### WHAT YOU ARE ASKED TO DO
Please output the lines shown below exactly as they appear.
===== INPUT DATA
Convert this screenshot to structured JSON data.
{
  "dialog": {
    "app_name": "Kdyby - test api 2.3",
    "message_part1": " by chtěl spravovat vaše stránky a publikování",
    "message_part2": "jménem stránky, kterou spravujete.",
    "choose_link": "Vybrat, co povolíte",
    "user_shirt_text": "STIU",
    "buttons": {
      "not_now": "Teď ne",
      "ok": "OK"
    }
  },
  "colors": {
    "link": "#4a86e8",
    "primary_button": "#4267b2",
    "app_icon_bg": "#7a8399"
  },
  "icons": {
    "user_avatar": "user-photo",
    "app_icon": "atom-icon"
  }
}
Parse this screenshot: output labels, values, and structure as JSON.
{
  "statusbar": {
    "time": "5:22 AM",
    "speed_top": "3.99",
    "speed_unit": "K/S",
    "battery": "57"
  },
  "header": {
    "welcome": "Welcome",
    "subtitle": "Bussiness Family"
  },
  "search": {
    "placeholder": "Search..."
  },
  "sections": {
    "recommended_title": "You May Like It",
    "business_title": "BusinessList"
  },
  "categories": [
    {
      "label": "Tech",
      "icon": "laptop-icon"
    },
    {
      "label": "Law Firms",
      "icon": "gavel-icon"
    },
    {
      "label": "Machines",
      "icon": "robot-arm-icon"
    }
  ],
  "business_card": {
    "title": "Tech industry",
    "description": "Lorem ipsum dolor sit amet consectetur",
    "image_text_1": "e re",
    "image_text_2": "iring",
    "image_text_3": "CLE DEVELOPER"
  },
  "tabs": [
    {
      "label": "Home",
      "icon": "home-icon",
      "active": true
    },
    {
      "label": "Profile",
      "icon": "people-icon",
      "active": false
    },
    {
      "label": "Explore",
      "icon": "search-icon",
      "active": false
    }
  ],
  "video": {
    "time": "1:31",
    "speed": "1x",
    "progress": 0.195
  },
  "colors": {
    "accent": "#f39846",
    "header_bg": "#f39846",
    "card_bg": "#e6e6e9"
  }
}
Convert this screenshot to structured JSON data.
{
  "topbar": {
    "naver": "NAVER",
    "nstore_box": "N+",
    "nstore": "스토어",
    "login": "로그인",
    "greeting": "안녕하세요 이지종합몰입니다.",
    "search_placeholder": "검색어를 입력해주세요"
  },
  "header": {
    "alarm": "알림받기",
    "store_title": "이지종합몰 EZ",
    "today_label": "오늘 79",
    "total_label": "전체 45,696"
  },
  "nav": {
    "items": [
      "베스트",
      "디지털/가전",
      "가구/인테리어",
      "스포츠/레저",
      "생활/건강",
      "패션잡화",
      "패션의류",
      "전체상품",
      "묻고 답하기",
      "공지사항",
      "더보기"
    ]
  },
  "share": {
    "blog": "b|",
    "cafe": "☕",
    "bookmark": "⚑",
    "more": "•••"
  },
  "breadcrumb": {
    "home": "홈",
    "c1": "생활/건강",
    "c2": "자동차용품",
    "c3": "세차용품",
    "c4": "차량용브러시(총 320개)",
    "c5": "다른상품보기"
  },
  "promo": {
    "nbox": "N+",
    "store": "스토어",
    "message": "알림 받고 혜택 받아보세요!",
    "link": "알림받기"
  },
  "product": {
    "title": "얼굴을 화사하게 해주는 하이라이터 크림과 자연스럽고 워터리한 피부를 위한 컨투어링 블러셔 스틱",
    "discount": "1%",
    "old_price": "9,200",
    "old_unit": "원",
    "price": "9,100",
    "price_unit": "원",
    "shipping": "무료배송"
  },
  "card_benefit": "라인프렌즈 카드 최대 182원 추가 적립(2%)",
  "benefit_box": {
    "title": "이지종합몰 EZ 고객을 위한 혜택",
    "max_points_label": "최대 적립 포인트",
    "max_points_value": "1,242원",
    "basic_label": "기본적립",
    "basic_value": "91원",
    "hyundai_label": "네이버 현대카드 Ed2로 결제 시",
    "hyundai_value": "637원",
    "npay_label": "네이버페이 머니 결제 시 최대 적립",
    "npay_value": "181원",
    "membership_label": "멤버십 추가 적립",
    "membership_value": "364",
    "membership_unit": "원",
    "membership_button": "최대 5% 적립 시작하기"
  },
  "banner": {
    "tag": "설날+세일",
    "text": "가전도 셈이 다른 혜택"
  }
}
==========
### ANSWER SECTION
Convert this screenshot to structured JSON data.
{
  "dialog": {
    "app_name": "Kdyby - test api 2.3",
    "message_part1": " by chtěl spravovat vaše stránky a publikování",
    "message_part2": "jménem stránky, kterou spravujete.",
    "choose_link": "Vybrat, co povolíte",
    "user_shirt_text": "STIU",
    "buttons": {
      "not_now": "Teď ne",
      "ok": "OK"
    }
  },
  "colors": {
    "link": "#4a86e8",
    "primary_button": "#4267b2",
    "app_icon_bg": "#7a8399"
  },
  "icons": {
    "user_avatar": "user-photo",
    "app_icon": "atom-icon"
  }
}
Parse this screenshot: output labels, values, and structure as JSON.
{
  "statusbar": {
    "time": "5:22 AM",
    "speed_top": "3.99",
    "speed_unit": "K/S",
    "battery": "57"
  },
  "header": {
    "welcome": "Welcome",
    "subtitle": "Bussiness Family"
  },
  "search": {
    "placeholder": "Search..."
  },
  "sections": {
    "recommended_title": "You May Like It",
    "business_title": "BusinessList"
  },
  "categories": [
    {
      "label": "Tech",
      "icon": "laptop-icon"
    },
    {
      "label": "Law Firms",
      "icon": "gavel-icon"
    },
    {
      "label": "Machines",
      "icon": "robot-arm-icon"
    }
  ],
  "business_card": {
    "title": "Tech industry",
    "description": "Lorem ipsum dolor sit amet consectetur",
    "image_text_1": "e re",
    "image_text_2": "iring",
    "image_text_3": "CLE DEVELOPER"
  },
  "tabs": [
    {
      "label": "Home",
      "icon": "home-icon",
      "active": true
    },
    {
      "label": "Profile",
      "icon": "people-icon",
      "active": false
    },
    {
      "label": "Explore",
      "icon": "search-icon",
      "active": false
    }
  ],
  "video": {
    "time": "1:31",
    "speed": "1x",
    "progress": 0.195
  },
  "colors": {
    "accent": "#f39846",
    "header_bg": "#f39846",
    "card_bg": "#e6e6e9"
  }
}
Convert this screenshot to structured JSON data.
{
  "topbar": {
    "naver": "NAVER",
    "nstore_box": "N+",
    "nstore": "스토어",
    "login": "로그인",
    "greeting": "안녕하세요 이지종합몰입니다.",
    "search_placeholder": "검색어를 입력해주세요"
  },
  "header": {
    "alarm": "알림받기",
    "store_title": "이지종합몰 EZ",
    "today_label": "오늘 79",
    "total_label": "전체 45,696"
  },
  "nav": {
    "items": [
      "베스트",
      "디지털/가전",
      "가구/인테리어",
      "스포츠/레저",
      "생활/건강",
      "패션잡화",
      "패션의류",
      "전체상품",
      "묻고 답하기",
      "공지사항",
      "더보기"
    ]
  },
  "share": {
    "blog": "b|",
    "cafe": "☕",
    "bookmark": "⚑",
    "more": "•••"
  },
  "breadcrumb": {
    "home": "홈",
    "c1": "생활/건강",
    "c2": "자동차용품",
    "c3": "세차용품",
    "c4": "차량용브러시(총 320개)",
    "c5": "다른상품보기"
  },
  "promo": {
    "nbox": "N+",
    "store": "스토어",
    "message": "알림 받고 혜택 받아보세요!",
    "link": "알림받기"
  },
  "product": {
    "title": "얼굴을 화사하게 해주는 하이라이터 크림과 자연스럽고 워터리한 피부를 위한 컨투어링 블러셔 스틱",
    "discount": "1%",
    "old_price": "9,200",
    "old_unit": "원",
    "price": "9,100",
    "price_unit": "원",
    "shipping": "무료배송"
  },
  "card_benefit": "라인프렌즈 카드 최대 182원 추가 적립(2%)",
  "benefit_box": {
    "title": "이지종합몰 EZ 고객을 위한 혜택",
    "max_points_label": "최대 적립 포인트",
    "max_points_value": "1,242원",
    "basic_label": "기본적립",
    "basic_value": "91원",
    "hyundai_label": "네이버 현대카드 Ed2로 결제 시",
    "hyundai_value": "637원",
    "npay_label": "네이버페이 머니 결제 시 최대 적립",
    "npay_value": "181원",
    "membership_label": "멤버십 추가 적립",
    "membership_value": "364",
    "membership_unit": "원",
    "membership_button": "최대 5% 적립 시작하기"
  },
  "banner": {
    "tag": "설날+세일",
    "text": "가전도 셈이 다른 혜택"
  }
}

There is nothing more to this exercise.